If you depend on your glasses or contact lenses to see the world clearly, you’ve thought about getting rid of them and simply opening your eyes to see everything you want.
Since grade correction surgery was created, this has become possible, having been done for over 20 years with safety and precision, delivering quality of life and independence from external help for those who suffer from the problem.
A large part of the population has some “refractive error,” interfering with the sharpness of the images, in general, due to changes in the cornea or the size of the eyes.
Types of Refractive Error
It is the most common, and increasingly present among young people, error in which the person sees only close objects with good definitions while the distant ones are blurred. It occurs when the eyeball is more elongated than normal or because the cornea is more curved. This causes images to be focused in front of the retina, leaving what is far out of focus.
It blurs the close view of objects; the distant view can be clear. It occurs when the eyeball is shortened than normal, or the cornea is more “flattened” or flat.
It’s shading and distortion in the vision, mainly to the extremes, for us to see from very far or very close.

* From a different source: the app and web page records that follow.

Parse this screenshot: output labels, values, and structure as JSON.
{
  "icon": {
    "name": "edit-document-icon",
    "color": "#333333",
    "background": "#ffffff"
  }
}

It occurs when the cornea has undulations and irregularities, being more curved in some points and flattened in others, creating more than one point of focus for the images.
“Tired eyes” is a natural condition of aging, where we gradually lose the ability to focus on close objects, and it occurs due to the lens of our eyes reducing its elasticity.
How Does Refractive Surgery Work?
Refractive surgery with kraff eye institute for example is performed with the remodeling of the front of our eyes, the cornea, changing its natural curvature through lasers that act directly on its surface and modify its shape and, consequently, the degree of the patient.
The procedure lasts about 5 to 10 minutes in each eye, being done with local anesthesia through anesthetic eye drops. The techniques most used today are LASIK, Smile, and PRK.
LASIK, or Laser In Situ Keratomileusis, is a laser surgery that occurs through the execution of a flap in the cornea. A flap is a flap of the cornea that hangs loose while a small part remains attached. In LASIK surgery, a trained ophthalmologist uses an extremely precise laser beam called an excimer on the inside of the cornea after folding back the flap so that the light is focused properly for most tasks. The designed effect is achieved by molding the anterior surface of the cornea.
LASIK With Femtosecond
For the modern LASIK technique and cross linking surgery, we perform a high-precision femtosecond laser flap. In this way, we eliminate the use of blades to cut the cornea. After making this flap, the excimer laser is applied to correct the refractive error.